▶ INSTRUCTIONS FOR THE TASK: Repeat the entries. Each one must match exactly.

Items from an interface collection:
>>>>

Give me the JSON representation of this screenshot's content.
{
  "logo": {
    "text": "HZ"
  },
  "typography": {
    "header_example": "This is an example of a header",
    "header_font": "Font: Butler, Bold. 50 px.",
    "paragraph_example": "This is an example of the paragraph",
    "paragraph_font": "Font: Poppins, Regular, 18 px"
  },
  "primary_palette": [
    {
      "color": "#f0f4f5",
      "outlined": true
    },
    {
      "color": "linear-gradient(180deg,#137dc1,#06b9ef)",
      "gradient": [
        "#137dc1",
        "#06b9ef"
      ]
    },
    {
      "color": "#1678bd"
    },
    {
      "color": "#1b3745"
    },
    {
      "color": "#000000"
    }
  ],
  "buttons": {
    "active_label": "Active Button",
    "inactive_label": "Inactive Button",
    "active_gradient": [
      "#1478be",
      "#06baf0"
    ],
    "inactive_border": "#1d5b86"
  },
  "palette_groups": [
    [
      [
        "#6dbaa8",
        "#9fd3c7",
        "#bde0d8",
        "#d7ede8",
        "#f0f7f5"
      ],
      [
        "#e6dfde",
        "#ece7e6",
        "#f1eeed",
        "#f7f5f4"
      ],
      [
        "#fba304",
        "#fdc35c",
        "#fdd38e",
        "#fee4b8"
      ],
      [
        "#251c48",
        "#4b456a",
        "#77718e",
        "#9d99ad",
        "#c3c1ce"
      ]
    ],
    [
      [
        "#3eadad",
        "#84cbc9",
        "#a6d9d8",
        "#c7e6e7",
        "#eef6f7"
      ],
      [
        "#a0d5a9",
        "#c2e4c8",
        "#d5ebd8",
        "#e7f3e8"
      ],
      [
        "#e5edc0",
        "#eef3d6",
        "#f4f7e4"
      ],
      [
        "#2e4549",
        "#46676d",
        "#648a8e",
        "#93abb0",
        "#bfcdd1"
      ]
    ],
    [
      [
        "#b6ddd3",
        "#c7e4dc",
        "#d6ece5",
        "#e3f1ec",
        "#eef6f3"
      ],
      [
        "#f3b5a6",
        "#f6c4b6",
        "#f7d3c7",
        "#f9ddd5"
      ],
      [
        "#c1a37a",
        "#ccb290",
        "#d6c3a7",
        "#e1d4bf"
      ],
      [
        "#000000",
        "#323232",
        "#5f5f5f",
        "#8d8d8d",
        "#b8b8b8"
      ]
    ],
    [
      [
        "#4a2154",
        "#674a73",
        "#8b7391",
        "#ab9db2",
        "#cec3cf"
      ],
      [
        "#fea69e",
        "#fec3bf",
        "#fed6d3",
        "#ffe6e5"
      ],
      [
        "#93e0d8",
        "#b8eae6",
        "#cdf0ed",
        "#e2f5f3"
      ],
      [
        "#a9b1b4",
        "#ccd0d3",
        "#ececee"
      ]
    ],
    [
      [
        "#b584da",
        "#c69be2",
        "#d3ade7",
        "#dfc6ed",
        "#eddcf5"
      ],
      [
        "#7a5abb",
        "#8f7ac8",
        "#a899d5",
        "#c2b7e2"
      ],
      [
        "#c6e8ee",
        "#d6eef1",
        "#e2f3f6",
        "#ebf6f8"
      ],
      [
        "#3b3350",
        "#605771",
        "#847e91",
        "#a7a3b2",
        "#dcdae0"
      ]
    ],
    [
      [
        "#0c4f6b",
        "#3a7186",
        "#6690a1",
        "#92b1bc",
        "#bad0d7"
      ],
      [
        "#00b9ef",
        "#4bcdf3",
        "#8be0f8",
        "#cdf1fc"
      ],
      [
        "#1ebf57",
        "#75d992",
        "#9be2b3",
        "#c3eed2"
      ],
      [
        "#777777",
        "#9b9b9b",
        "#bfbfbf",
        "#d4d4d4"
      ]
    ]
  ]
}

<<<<

▶ RESULT OF THE EXERCISE:
Give me the JSON representation of this screenshot's content.
{
  "logo": {
    "text": "HZ"
  },
  "typography": {
    "header_example": "This is an example of a header",
    "header_font": "Font: Butler, Bold. 50 px.",
    "paragraph_example": "This is an example of the paragraph",
    "paragraph_font": "Font: Poppins, Regular, 18 px"
  },
  "primary_palette": [
    {
      "color": "#f0f4f5",
      "outlined": true
    },
    {
      "color": "linear-gradient(180deg,#137dc1,#06b9ef)",
      "gradient": [
        "#137dc1",
        "#06b9ef"
      ]
    },
    {
      "color": "#1678bd"
    },
    {
      "color": "#1b3745"
    },
    {
      "color": "#000000"
    }
  ],
  "buttons": {
    "active_label": "Active Button",
    "inactive_label": "Inactive Button",
    "active_gradient": [
      "#1478be",
      "#06baf0"
    ],
    "inactive_border": "#1d5b86"
  },
  "palette_groups": [
    [
      [
        "#6dbaa8",
        "#9fd3c7",
        "#bde0d8",
        "#d7ede8",
        "#f0f7f5"
      ],
      [
        "#e6dfde",
        "#ece7e6",
        "#f1eeed",
        "#f7f5f4"
      ],
      [
        "#fba304",
        "#fdc35c",
        "#fdd38e",
        "#fee4b8"
      ],
      [
        "#251c48",
        "#4b456a",
        "#77718e",
        "#9d99ad",
        "#c3c1ce"
      ]
    ],
    [
      [
        "#3eadad",
        "#84cbc9",
        "#a6d9d8",
        "#c7e6e7",
        "#eef6f7"
      ],
      [
        "#a0d5a9",
        "#c2e4c8",
        "#d5ebd8",
        "#e7f3e8"
      ],
      [
        "#e5edc0",
        "#eef3d6",
        "#f4f7e4"
      ],
      [
        "#2e4549",
        "#46676d",
        "#648a8e",
        "#93abb0",
        "#bfcdd1"
      ]
    ],
    [
      [
        "#b6ddd3",
        "#c7e4dc",
        "#d6ece5",
        "#e3f1ec",
        "#eef6f3"
      ],
      [
        "#f3b5a6",
        "#f6c4b6",
        "#f7d3c7",
        "#f9ddd5"
      ],
      [
        "#c1a37a",
        "#ccb290",
        "#d6c3a7",
        "#e1d4bf"
      ],
      [
        "#000000",
        "#323232",
        "#5f5f5f",
        "#8d8d8d",
        "#b8b8b8"
      ]
    ],
    [
      [
        "#4a2154",
        "#674a73",
        "#8b7391",
        "#ab9db2",
        "#cec3cf"
      ],
      [
        "#fea69e",
        "#fec3bf",
        "#fed6d3",
        "#ffe6e5"
      ],
      [
        "#93e0d8",
        "#b8eae6",
        "#cdf0ed",
        "#e2f5f3"
      ],
      [
        "#a9b1b4",
        "#ccd0d3",
        "#ececee"
      ]
    ],
    [
      [
        "#b584da",
        "#c69be2",
        "#d3ade7",
        "#dfc6ed",
        "#eddcf5"
      ],
      [
        "#7a5abb",
        "#8f7ac8",
        "#a899d5",
        "#c2b7e2"
      ],
      [
        "#c6e8ee",
        "#d6eef1",
        "#e2f3f6",
        "#ebf6f8"
      ],
      [
        "#3b3350",
        "#605771",
        "#847e91",
        "#a7a3b2",
        "#dcdae0"
      ]
    ],
    [
      [
        "#0c4f6b",
        "#3a7186",
        "#6690a1",
        "#92b1bc",
        "#bad0d7"
      ],
      [
        "#00b9ef",
        "#4bcdf3",
        "#8be0f8",
        "#cdf1fc"
      ],
      [
        "#1ebf57",
        "#75d992",
        "#9be2b3",
        "#c3eed2"
      ],
      [
        "#777777",
        "#9b9b9b",
        "#bfbfbf",
        "#d4d4d4"
      ]
    ]
  ]
}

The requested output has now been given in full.